3.2. Tuples

There are occasions, when returning a single value from a method does not suffice, or when it is tedious to have multiple method name parts just to have multiple arguments. TOM solves both problems through tuples.

A tuple is a group of values within parentheses, separated by commas. For instance, (1, 3.14) is a tuple. The type of a tuple is the tuple type of which the elements are the types of the elements of the tuple. The type of the example is (int, float).

An example of a method using tuples is the substring method from the String class.

  substring (int, int) (start, length);

This method has a single argument, the tuple (start, length). As with a lot of other String methods, this tuple is used to select a range of elements, starting at index start, and running for length elements, where a length of -1 means infinity.

The following example program, when run, will show a running text, probably best viewed on a slow terminal (of, say, 2400 baud).

  main Array argv
  OutputStream out = [stdio out];
  String text = "Testing...  1 2 3", spaces = "          ";
  int len = [spaces length], finish = len + [text length];
  int num = (![argv length] ? 100 : [argv[0] intValue]);
  int i, count;

  for (count = 0; count < num; count++)
    for (i = 0; i < finish; i++)
        if (i < len)
            /* Case 1: Spaces followed by start of text.  */
            [out print [spaces substring (0, len - i)]];
            [out print [text substring (0, i)]];
        else if (i < finish - len)
            /* Case 2: Start and end the line in the text.  */
            [out print [text substring (i - len, len)]];
            /* Case 3: Text followed by spaces.  */
            [out print [text substring (i - len, finish - i)]];
            [out print [spaces substring (0, len - (finish - i))]];
        /* Go back to the start of the line.  */
        [out print '\r'];
        [out flushOutput];

  = 0;

As an example of a method returning a tuple, let's look at using an Enumerator. An Enumerator can be used to traverse a collection of objects. After asking the collection for an enumerator, the method
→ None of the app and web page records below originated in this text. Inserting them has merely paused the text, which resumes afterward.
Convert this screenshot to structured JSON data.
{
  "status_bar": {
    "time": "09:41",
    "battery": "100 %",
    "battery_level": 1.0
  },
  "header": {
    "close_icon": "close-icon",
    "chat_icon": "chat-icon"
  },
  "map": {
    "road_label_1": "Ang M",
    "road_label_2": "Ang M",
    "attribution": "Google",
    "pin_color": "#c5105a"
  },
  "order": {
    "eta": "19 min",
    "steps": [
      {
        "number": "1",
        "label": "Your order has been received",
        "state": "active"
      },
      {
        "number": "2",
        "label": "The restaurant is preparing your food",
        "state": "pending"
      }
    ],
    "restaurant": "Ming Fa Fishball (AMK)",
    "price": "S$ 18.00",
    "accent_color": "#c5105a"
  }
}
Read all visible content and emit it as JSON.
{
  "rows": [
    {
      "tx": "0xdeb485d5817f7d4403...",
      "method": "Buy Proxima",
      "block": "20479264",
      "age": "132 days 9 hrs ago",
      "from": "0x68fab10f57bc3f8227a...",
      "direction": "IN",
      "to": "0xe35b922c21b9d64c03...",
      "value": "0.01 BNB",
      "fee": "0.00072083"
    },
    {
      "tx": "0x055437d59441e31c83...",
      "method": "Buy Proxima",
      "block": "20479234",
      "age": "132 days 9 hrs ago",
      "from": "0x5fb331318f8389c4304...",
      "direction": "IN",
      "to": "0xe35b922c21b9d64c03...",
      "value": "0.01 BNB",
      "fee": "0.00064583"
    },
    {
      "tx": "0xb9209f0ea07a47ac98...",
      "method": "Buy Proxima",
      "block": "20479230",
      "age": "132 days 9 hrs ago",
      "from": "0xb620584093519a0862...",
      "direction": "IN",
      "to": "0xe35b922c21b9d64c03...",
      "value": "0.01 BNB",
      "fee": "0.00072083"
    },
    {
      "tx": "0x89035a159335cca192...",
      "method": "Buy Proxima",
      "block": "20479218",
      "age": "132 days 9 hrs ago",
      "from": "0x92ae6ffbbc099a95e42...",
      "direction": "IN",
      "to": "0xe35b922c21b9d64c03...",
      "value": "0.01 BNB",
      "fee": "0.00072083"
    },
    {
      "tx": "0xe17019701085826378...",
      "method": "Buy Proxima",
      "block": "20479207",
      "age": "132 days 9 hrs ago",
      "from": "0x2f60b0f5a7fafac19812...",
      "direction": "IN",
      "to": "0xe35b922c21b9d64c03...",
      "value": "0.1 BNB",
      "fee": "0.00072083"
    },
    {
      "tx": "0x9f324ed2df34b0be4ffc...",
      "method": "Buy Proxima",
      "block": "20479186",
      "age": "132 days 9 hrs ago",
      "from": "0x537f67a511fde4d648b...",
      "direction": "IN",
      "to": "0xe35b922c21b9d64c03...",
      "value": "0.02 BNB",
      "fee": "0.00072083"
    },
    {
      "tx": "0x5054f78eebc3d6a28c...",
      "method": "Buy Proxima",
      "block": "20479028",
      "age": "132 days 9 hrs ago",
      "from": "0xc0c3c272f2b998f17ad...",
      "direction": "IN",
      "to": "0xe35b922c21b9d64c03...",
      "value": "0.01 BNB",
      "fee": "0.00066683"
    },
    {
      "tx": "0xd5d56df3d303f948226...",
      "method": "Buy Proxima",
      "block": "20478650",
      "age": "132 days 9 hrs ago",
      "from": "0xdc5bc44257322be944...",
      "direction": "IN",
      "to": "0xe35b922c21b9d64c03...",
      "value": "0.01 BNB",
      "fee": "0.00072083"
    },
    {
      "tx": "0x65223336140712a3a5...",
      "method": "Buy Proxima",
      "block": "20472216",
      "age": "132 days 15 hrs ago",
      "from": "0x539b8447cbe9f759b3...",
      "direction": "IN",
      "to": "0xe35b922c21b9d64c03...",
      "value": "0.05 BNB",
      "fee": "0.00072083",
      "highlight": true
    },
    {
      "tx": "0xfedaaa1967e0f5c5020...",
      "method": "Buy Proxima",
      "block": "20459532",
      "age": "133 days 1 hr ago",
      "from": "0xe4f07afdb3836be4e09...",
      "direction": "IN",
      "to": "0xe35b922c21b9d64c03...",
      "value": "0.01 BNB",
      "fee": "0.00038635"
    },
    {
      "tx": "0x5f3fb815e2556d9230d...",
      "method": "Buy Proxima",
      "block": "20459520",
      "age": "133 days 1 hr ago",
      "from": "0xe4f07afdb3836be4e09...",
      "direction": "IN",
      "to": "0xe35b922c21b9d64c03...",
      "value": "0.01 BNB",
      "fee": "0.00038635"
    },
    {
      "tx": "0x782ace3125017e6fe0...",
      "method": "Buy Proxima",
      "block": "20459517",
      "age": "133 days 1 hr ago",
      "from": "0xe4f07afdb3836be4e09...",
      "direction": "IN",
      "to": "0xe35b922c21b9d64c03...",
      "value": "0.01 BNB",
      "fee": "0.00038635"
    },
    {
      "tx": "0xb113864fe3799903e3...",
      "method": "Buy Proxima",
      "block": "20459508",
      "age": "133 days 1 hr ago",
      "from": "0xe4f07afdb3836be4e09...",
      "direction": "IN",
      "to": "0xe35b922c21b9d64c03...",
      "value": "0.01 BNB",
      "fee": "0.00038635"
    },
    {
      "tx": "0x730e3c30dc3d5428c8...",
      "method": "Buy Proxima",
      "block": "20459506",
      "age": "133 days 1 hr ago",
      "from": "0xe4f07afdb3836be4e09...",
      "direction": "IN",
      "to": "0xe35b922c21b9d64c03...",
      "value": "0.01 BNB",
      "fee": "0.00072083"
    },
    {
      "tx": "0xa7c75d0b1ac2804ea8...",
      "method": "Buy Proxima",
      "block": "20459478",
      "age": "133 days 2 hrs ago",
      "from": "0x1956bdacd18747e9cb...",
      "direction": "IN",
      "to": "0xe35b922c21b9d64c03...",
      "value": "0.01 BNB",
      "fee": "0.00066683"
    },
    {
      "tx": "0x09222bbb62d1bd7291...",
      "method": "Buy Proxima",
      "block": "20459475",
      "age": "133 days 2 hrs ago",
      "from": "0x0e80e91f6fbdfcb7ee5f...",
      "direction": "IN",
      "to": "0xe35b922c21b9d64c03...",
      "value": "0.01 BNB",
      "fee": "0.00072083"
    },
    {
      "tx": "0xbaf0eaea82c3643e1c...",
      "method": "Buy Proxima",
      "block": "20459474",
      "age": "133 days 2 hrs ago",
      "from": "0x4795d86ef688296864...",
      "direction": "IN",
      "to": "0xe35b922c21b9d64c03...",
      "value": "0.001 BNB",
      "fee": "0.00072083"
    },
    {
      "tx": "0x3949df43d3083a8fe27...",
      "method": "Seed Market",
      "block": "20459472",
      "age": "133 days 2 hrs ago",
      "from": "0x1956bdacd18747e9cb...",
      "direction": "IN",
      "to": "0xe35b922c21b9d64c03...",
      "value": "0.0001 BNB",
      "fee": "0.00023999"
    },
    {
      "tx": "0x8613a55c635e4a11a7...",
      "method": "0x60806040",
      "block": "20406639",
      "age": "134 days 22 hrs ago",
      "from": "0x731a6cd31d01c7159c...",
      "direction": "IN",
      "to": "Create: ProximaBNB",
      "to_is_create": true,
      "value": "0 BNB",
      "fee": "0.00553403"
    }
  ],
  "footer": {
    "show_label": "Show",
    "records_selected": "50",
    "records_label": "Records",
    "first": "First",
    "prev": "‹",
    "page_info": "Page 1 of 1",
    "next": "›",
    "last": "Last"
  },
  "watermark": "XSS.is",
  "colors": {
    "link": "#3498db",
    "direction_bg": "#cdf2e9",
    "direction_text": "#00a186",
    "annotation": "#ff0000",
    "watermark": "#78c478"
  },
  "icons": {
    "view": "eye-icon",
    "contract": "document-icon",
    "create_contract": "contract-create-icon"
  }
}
(boolean, Any)

can be used to repeatedly retrieve the next object. The value returned by next is a tuple with a boolean and an object. If the boolean is TRUE, the second element of the tuple contains the object retrieved. Otherwise, if it is FALSE, the end of the collection has been reached.

The following program is an example of using this method.

  main Array argv
  Enumerator e = [argv enumerator];
  Any object;

  while ({
           boolean valid;
           (valid, object) = [e next];
    [[[stdio out] print ("got one: `", object, '\'')] nl];

  return 0;

The example uses a compound expression as the condition of the while loop. This isn't just to show you this is possible; the tuple returned by next can not be used as a boolean condition, and the boolean must be repeated to give the compound its boolean value.

If the declaration of valid were not part of this compound (but put outside the while loop), the condition could be written as

while ({(valid, object) = [e next]; valid;})

which is the common notation.

In addition to providing multi-valued returns, and a compact method argument notation, tuples provide a sometimes desirable feature of simultaneous assignment. The most obvious application thereof is that of swapping the values of two variables:

(a, b) = (b, a);